* **Dataset**:

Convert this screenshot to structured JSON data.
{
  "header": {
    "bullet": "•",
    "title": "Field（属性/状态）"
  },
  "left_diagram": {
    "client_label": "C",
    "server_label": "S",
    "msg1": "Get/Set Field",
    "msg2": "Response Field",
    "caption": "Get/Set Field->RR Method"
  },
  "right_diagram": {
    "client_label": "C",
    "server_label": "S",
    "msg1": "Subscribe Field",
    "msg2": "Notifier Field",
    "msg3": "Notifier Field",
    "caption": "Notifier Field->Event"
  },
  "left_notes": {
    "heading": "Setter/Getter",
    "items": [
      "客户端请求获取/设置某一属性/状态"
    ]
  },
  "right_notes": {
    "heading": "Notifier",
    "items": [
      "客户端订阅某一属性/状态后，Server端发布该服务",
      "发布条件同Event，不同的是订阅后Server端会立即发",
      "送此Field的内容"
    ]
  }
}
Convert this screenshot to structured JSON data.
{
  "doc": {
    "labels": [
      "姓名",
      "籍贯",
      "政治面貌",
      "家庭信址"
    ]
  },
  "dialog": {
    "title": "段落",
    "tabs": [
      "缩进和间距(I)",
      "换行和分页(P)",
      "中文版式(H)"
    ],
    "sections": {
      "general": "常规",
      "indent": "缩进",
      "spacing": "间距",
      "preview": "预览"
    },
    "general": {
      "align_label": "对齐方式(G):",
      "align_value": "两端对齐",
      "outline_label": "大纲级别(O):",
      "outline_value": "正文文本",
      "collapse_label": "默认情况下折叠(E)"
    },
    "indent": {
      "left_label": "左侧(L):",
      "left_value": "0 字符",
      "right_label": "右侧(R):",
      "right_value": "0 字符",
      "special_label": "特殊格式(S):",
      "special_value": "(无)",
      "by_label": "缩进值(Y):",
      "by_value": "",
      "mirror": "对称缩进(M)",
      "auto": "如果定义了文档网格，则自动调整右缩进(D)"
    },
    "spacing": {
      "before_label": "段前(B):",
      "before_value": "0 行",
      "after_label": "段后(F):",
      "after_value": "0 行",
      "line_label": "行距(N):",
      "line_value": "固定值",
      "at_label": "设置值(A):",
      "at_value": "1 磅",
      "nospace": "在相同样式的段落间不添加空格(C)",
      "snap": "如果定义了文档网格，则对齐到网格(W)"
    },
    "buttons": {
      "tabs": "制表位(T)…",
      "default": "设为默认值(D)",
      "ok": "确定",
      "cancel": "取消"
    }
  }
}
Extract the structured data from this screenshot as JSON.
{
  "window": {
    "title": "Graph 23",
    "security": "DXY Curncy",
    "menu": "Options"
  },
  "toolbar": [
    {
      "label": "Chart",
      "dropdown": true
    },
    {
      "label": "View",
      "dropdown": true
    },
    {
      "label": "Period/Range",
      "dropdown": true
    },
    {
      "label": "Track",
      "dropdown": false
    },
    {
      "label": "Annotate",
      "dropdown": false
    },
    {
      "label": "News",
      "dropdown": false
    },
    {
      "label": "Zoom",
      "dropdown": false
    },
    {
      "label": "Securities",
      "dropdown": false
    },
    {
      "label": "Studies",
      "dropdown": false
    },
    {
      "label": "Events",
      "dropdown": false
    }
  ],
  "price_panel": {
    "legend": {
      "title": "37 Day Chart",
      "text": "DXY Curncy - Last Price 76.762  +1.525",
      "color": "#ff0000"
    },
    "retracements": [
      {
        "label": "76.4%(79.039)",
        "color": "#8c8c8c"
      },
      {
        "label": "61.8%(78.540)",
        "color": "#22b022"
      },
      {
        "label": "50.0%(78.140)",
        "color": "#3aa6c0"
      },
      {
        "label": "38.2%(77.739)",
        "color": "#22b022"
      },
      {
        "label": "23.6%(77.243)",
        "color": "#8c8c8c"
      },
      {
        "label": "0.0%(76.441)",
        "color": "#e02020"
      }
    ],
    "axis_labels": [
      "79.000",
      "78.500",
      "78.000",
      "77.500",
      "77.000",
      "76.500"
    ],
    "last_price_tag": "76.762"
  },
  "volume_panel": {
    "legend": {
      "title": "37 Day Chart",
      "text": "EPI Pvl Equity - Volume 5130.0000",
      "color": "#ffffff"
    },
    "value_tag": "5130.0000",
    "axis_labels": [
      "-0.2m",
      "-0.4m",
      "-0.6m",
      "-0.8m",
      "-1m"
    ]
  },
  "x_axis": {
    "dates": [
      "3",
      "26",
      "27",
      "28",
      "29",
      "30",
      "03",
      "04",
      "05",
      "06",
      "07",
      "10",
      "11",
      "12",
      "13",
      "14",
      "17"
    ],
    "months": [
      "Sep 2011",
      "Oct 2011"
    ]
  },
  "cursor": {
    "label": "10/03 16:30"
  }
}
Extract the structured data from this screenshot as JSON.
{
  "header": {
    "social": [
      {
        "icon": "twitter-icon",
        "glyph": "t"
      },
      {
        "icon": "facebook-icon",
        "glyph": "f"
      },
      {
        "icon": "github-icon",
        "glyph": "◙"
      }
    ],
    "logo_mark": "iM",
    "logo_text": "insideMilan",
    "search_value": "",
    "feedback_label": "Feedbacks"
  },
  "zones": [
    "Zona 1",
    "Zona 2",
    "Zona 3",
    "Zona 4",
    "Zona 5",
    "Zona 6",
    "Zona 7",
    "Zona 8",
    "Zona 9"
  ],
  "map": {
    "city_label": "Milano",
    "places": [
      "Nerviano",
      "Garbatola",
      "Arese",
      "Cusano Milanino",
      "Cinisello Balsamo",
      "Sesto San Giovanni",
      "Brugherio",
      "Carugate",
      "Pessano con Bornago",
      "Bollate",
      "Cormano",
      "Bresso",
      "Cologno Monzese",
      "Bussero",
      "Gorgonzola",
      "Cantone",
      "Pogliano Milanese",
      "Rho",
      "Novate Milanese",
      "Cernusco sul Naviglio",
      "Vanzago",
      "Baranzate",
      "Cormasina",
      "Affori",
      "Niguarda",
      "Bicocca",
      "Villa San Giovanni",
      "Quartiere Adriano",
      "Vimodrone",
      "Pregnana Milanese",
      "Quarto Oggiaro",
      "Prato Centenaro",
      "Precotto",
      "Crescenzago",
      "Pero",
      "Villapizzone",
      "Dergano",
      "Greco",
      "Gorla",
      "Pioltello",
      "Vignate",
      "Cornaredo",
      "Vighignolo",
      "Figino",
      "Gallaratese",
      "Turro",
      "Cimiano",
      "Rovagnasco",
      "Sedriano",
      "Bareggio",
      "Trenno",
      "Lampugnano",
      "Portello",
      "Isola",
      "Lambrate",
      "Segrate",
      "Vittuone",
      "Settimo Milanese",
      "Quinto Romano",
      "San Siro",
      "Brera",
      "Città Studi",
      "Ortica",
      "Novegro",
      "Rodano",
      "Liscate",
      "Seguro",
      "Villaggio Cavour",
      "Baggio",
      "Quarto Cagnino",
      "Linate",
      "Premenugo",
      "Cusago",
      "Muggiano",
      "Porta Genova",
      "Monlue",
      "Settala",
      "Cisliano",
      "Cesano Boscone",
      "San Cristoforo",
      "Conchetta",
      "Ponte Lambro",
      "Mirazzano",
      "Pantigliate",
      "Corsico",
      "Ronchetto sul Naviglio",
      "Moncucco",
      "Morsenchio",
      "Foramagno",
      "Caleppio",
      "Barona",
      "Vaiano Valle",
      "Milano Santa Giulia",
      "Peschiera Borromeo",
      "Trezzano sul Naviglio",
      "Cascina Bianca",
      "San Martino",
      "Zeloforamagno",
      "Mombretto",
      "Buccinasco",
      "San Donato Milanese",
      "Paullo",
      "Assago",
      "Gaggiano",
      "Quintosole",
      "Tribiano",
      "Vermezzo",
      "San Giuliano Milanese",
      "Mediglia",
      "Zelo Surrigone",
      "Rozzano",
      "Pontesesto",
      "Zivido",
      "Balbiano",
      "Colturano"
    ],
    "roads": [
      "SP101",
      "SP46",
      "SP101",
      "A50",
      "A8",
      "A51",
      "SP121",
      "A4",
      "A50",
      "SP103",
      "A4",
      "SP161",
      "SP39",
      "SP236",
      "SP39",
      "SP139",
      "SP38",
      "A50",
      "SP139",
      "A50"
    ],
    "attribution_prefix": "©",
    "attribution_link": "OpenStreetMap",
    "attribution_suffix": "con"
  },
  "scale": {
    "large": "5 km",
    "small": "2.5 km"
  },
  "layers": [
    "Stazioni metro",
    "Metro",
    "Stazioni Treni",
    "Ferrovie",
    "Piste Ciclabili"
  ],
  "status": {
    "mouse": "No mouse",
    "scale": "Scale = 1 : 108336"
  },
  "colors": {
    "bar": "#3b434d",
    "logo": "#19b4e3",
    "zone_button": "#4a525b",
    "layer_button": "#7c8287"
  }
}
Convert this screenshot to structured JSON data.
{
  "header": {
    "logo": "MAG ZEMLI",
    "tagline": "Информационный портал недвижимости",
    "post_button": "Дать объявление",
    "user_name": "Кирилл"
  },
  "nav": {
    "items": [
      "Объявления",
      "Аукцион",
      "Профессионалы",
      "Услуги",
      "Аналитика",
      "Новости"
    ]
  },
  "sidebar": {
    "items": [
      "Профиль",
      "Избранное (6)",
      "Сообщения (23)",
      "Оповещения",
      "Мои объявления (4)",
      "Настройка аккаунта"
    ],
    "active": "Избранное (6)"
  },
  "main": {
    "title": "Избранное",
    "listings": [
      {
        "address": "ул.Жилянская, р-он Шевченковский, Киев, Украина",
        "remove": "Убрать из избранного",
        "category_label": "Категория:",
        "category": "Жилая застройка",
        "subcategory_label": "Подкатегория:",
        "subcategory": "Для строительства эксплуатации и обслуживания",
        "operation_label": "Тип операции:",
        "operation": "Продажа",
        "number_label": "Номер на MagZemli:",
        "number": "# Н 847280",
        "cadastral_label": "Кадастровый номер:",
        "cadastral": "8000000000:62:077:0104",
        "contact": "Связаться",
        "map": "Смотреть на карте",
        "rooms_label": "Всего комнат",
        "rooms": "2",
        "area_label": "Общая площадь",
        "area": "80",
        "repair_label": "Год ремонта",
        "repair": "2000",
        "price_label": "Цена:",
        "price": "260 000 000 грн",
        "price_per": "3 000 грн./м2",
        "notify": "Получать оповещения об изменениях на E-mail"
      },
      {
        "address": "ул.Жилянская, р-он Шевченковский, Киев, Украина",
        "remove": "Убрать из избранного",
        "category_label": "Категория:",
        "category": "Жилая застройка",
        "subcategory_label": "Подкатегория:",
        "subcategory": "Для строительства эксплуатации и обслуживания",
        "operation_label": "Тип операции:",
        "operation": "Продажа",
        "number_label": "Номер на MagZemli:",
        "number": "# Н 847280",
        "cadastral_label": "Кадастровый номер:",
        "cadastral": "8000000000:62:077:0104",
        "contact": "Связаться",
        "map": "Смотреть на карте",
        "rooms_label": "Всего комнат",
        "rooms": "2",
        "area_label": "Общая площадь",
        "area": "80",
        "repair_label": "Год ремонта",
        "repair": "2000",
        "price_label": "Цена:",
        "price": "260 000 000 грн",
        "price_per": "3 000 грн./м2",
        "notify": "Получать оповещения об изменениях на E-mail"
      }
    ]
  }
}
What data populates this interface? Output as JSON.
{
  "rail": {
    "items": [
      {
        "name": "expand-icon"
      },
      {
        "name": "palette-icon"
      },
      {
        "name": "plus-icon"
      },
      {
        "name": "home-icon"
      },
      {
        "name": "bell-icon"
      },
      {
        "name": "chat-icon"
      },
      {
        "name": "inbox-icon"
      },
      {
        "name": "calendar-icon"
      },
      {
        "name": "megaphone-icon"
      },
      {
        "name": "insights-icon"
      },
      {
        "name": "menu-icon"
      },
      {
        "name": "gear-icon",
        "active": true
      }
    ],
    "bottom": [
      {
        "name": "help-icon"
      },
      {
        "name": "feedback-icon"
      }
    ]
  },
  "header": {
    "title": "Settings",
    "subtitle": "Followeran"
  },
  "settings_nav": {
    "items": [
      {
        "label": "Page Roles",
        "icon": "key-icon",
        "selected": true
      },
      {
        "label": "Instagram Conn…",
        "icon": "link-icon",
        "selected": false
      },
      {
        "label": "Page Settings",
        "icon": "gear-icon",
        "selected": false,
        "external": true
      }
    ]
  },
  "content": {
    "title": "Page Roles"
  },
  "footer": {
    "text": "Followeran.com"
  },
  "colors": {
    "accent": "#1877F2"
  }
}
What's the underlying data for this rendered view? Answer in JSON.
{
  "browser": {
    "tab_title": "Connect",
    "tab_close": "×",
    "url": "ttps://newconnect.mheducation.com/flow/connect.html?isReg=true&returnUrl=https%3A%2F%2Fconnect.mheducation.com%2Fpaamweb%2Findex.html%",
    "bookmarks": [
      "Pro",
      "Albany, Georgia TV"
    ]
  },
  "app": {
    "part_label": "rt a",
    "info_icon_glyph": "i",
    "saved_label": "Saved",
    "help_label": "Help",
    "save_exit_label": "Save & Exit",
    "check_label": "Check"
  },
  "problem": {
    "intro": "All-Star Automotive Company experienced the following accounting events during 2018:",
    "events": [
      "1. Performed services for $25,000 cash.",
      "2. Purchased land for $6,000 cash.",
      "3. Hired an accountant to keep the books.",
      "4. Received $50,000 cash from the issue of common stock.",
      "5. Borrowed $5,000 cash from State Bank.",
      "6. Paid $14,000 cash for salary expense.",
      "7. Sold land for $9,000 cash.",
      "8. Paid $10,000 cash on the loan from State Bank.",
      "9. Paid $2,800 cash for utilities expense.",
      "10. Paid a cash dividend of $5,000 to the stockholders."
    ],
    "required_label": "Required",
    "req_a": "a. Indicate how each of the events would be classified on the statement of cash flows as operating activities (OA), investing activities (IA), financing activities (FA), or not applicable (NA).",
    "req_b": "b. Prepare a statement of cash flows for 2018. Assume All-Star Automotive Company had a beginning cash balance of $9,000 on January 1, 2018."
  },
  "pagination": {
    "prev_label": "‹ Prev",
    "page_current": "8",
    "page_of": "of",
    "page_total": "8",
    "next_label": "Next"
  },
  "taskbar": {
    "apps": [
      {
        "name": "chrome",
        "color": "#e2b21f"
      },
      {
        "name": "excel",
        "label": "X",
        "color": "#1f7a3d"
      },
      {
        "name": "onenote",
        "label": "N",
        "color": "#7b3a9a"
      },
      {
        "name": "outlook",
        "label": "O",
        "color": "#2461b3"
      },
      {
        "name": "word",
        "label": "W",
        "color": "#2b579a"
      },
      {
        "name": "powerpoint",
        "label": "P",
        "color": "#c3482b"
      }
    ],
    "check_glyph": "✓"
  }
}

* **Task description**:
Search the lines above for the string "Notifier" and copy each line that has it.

* **Solution to the problem**:
    "msg2": "Notifier Field",
    "msg3": "Notifier Field",
    "caption": "Notifier Field->Event"
    "heading": "Notifier",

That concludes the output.